▸ Your assignment: You are asked to filter the data below and copy every line holding "indent".

(Entries from a dataset of interfaces)
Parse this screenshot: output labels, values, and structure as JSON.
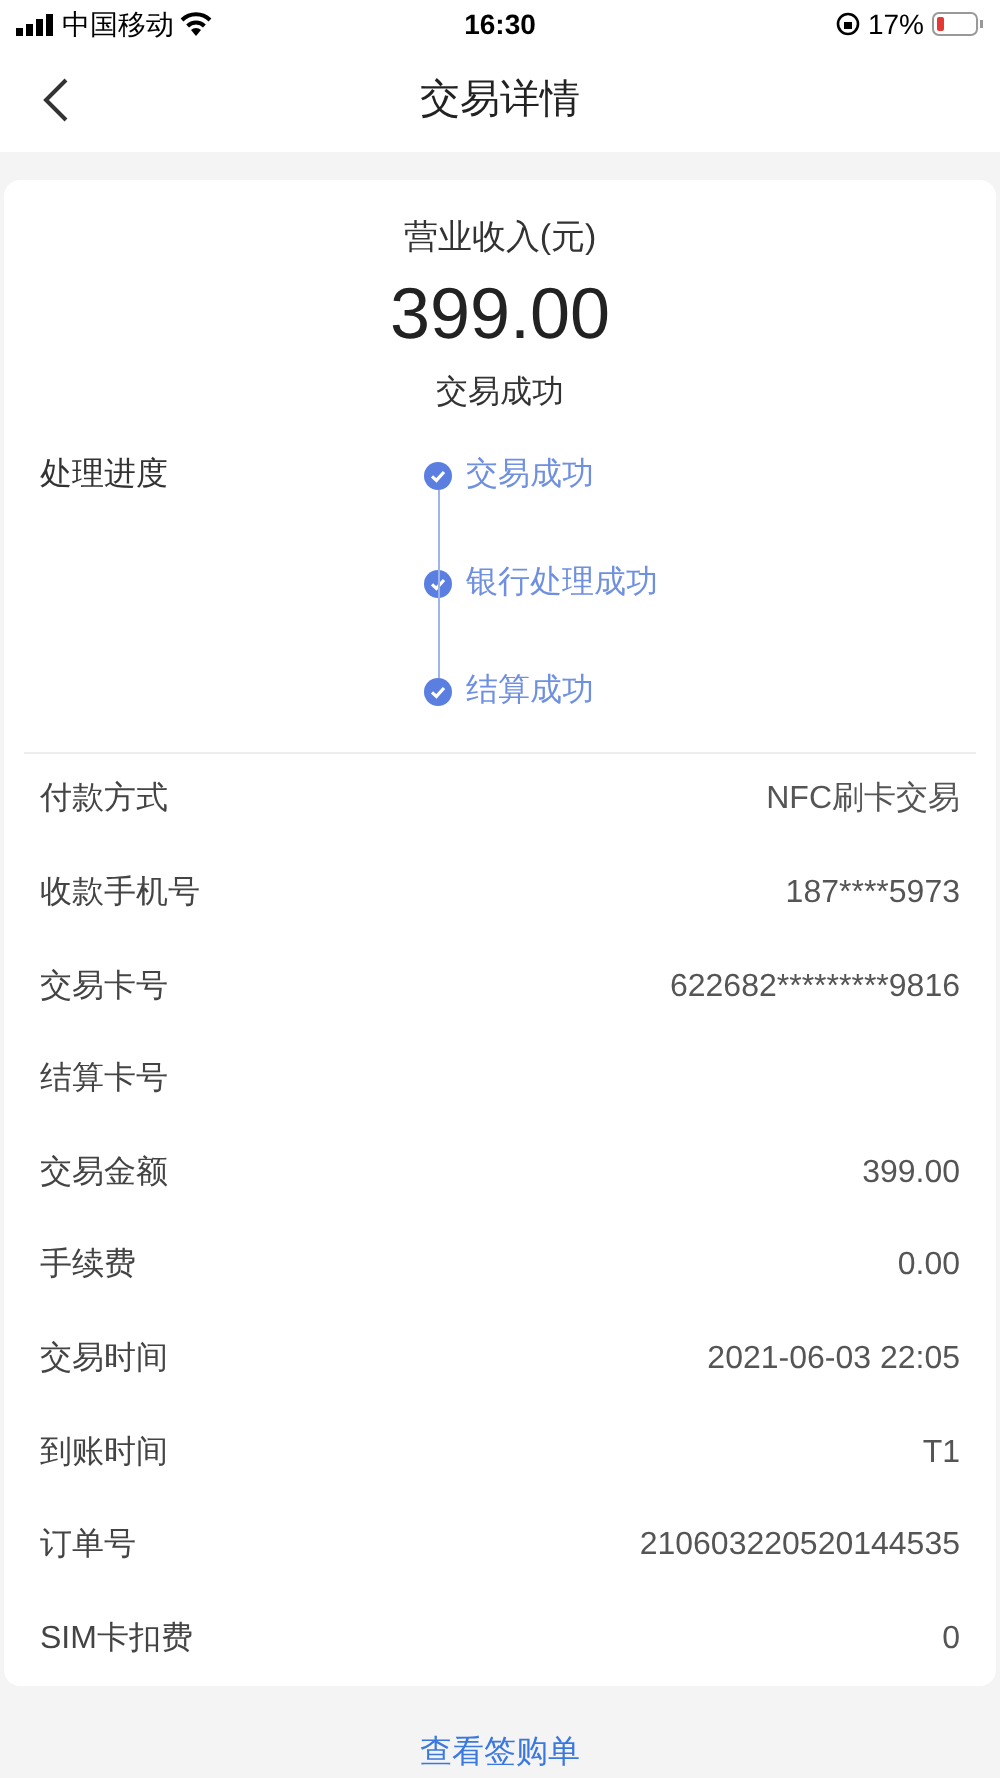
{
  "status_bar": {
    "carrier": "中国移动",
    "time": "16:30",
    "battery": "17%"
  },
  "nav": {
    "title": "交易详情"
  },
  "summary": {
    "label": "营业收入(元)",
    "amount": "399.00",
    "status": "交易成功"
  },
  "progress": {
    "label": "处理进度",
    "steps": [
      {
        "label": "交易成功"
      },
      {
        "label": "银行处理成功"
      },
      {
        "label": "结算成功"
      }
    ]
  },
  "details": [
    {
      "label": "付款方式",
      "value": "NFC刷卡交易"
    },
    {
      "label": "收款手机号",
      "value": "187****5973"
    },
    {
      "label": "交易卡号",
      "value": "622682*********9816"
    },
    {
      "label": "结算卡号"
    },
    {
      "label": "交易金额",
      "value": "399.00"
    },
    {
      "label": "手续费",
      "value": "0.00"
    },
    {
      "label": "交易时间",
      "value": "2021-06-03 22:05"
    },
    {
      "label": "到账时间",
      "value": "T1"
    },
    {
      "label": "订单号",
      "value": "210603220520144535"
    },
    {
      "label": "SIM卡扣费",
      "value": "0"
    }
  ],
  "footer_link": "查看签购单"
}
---
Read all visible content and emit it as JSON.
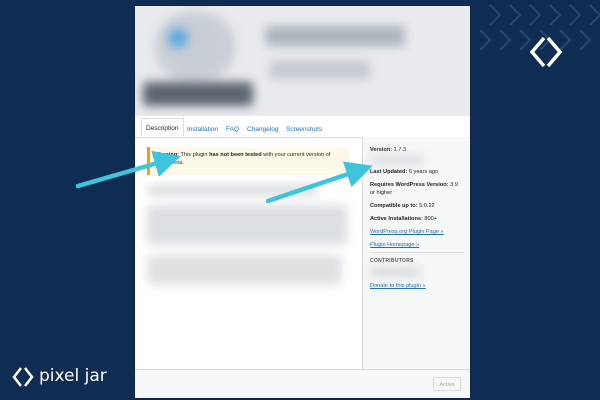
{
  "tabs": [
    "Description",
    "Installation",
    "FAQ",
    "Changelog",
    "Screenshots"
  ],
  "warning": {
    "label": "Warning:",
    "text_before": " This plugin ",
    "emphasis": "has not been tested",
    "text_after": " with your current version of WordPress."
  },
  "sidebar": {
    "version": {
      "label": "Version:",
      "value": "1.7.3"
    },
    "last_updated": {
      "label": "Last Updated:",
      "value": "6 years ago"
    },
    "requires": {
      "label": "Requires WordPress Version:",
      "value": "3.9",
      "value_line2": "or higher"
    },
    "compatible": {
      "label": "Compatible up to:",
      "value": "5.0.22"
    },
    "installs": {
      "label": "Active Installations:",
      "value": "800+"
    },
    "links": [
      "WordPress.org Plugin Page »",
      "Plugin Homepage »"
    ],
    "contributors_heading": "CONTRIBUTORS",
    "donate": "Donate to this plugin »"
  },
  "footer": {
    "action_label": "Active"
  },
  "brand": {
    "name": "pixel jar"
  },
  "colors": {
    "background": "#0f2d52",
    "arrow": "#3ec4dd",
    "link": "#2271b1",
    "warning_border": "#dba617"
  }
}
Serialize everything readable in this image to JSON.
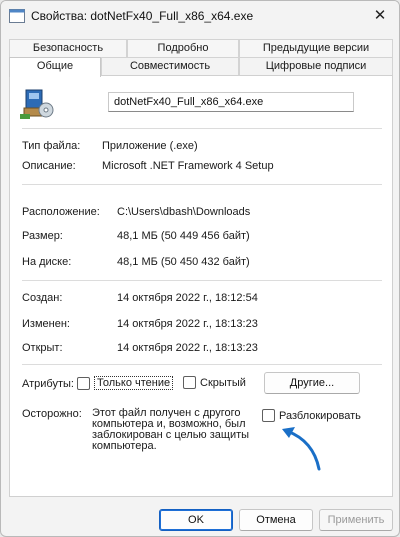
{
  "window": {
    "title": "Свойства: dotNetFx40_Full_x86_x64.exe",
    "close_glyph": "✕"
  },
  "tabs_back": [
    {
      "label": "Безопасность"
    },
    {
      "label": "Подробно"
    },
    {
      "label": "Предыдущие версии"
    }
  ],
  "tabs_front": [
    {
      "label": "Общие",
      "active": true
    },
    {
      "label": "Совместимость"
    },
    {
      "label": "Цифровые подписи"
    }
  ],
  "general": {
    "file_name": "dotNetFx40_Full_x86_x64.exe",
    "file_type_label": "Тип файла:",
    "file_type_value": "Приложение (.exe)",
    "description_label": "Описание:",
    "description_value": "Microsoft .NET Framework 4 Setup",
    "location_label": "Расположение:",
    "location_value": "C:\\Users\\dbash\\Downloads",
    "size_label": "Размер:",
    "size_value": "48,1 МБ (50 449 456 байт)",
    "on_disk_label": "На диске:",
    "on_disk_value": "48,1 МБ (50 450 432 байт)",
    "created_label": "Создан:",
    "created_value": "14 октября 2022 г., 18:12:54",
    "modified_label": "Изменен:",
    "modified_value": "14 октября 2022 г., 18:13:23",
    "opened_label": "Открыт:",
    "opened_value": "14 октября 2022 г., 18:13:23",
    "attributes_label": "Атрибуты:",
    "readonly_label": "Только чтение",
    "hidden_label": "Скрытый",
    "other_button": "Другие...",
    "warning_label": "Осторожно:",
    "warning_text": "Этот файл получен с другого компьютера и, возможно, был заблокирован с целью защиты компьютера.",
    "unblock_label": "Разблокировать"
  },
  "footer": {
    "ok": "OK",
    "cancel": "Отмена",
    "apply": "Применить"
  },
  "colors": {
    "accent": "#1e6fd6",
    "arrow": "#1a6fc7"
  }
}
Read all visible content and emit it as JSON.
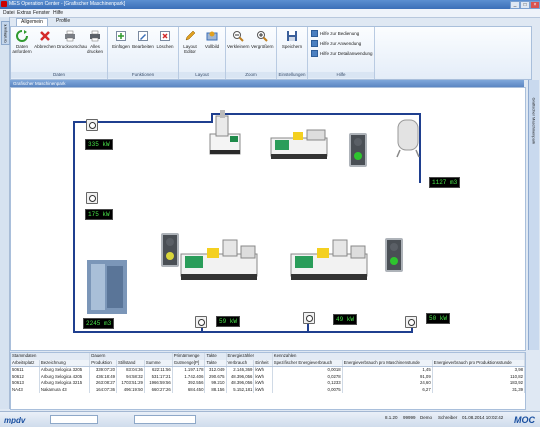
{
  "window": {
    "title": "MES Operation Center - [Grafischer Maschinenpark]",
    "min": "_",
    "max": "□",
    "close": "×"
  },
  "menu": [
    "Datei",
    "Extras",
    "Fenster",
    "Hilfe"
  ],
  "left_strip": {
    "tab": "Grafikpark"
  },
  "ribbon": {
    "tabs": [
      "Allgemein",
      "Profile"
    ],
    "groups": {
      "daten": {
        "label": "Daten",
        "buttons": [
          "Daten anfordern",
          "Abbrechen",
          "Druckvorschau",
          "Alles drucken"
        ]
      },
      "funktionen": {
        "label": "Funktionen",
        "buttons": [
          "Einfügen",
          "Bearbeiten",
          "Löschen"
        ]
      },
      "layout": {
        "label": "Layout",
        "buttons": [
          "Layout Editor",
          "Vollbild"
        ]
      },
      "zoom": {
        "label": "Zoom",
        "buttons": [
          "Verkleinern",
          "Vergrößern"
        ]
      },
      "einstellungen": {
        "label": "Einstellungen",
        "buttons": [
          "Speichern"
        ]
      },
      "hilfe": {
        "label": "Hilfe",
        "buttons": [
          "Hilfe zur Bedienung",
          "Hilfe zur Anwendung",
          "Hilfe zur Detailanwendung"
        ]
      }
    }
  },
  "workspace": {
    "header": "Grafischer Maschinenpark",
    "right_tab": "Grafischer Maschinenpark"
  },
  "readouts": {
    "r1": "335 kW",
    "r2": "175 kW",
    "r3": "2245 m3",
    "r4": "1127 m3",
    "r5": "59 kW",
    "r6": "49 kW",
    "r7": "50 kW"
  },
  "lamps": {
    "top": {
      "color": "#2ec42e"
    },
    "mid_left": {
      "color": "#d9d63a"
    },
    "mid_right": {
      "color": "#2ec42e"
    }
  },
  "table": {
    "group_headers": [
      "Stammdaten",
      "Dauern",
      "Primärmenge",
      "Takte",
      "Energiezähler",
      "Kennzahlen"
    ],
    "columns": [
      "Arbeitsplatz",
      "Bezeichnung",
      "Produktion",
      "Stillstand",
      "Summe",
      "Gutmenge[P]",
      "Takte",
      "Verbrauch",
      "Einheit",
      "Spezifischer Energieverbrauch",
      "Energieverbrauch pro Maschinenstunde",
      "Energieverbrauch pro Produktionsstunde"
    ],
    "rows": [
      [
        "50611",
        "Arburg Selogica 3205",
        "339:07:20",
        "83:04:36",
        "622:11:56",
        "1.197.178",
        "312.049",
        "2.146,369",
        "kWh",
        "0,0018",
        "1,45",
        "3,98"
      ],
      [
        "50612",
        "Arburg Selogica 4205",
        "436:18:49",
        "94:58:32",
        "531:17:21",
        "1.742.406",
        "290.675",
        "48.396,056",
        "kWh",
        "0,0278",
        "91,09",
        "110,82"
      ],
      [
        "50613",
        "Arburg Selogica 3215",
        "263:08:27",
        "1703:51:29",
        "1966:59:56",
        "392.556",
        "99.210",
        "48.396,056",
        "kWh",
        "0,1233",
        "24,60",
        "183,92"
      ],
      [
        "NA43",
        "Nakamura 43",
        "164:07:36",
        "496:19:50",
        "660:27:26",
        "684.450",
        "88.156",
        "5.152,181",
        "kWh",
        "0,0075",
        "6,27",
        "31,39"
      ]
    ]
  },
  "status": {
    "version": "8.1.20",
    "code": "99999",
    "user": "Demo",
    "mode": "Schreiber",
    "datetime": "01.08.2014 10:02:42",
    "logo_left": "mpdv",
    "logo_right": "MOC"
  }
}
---
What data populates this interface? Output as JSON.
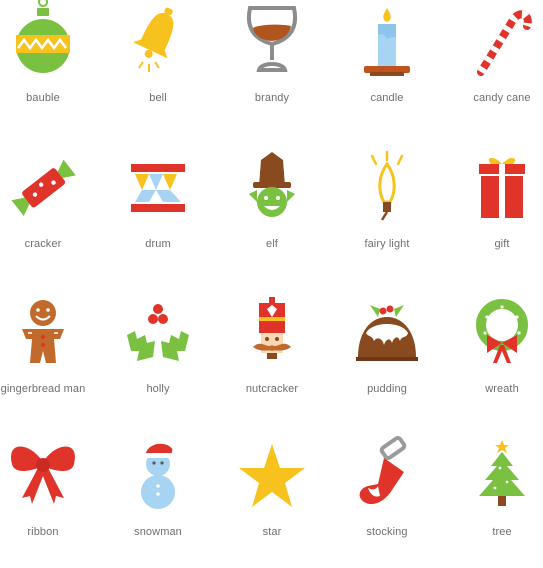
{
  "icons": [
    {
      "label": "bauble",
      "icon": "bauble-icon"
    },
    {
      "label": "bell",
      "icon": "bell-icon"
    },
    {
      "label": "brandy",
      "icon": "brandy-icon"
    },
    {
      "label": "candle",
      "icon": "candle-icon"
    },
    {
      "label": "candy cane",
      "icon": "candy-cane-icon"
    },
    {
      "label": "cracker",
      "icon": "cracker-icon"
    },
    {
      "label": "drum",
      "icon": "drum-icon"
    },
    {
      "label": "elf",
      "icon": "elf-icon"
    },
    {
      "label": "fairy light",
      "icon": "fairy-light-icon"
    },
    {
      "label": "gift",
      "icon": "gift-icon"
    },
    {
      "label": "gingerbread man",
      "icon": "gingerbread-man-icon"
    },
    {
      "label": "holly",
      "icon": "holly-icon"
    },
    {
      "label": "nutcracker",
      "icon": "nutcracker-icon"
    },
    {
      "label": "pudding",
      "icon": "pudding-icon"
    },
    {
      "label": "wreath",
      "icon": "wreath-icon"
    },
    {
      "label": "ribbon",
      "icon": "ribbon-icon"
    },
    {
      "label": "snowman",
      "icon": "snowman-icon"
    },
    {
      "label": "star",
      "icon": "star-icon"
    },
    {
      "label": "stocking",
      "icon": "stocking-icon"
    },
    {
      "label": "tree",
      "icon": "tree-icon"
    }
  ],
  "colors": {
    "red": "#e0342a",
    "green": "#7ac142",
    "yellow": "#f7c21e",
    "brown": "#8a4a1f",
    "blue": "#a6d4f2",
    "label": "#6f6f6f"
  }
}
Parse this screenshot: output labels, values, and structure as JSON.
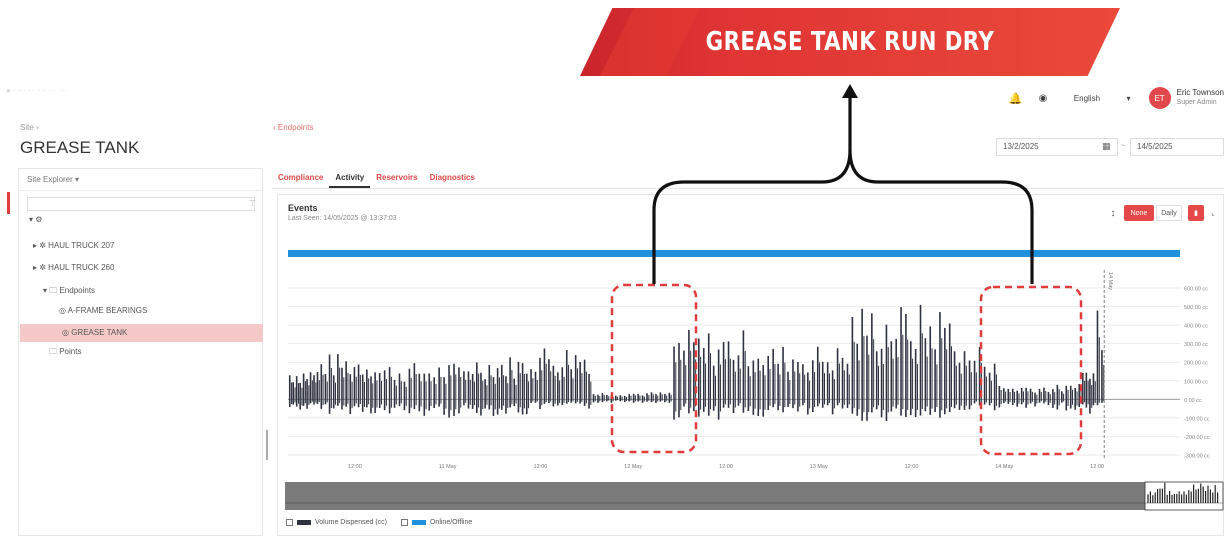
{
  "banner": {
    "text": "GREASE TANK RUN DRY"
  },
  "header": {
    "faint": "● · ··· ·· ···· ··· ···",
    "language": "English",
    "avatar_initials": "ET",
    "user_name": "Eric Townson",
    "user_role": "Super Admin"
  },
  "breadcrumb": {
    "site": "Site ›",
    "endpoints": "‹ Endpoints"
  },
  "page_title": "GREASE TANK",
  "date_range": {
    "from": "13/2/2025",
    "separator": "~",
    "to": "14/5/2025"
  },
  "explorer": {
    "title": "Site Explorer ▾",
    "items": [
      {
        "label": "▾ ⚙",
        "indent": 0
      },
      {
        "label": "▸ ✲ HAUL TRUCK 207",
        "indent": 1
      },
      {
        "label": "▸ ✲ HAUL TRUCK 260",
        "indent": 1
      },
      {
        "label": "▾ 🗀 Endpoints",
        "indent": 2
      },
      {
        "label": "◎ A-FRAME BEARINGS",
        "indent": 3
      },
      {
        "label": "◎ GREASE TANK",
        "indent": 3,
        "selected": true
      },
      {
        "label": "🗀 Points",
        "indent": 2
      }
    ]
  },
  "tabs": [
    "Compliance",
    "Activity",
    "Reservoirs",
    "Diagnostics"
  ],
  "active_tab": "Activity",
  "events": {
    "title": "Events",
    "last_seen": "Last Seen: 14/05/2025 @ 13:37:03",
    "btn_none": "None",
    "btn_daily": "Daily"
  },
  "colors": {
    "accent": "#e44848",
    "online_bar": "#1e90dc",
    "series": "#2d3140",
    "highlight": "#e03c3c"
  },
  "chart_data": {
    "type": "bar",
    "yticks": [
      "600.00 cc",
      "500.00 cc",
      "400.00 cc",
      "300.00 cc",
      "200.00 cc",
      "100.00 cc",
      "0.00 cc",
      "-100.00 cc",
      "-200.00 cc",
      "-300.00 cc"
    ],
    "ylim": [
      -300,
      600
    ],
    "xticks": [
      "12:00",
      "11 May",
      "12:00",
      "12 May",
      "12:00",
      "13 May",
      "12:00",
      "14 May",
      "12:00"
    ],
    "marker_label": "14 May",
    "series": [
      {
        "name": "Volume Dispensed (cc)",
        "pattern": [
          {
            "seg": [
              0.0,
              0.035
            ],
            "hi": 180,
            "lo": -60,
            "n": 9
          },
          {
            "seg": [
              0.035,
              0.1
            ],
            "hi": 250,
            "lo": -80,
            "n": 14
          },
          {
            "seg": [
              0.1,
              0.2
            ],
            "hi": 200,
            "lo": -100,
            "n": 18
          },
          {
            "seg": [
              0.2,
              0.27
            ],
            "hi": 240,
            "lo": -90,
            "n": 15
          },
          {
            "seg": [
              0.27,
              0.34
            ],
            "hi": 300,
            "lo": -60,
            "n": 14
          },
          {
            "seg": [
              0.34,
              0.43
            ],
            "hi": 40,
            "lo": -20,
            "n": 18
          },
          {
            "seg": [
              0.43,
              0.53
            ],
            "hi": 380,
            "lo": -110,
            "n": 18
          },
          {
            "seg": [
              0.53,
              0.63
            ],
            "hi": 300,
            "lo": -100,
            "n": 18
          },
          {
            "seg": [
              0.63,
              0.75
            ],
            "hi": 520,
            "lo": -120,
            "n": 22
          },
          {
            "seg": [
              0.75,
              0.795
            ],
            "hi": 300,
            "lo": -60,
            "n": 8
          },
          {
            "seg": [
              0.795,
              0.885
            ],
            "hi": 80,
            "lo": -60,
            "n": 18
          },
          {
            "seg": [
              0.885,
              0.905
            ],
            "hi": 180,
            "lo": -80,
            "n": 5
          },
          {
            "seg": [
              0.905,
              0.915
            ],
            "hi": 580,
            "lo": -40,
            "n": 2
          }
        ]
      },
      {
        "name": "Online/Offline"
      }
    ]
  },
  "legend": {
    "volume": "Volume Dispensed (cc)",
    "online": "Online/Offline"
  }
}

▸ Exercise answer:
        "indent": 0
        "indent": 1
        "indent": 1
        "indent": 2
        "indent": 3
        "indent": 3,
        "indent": 2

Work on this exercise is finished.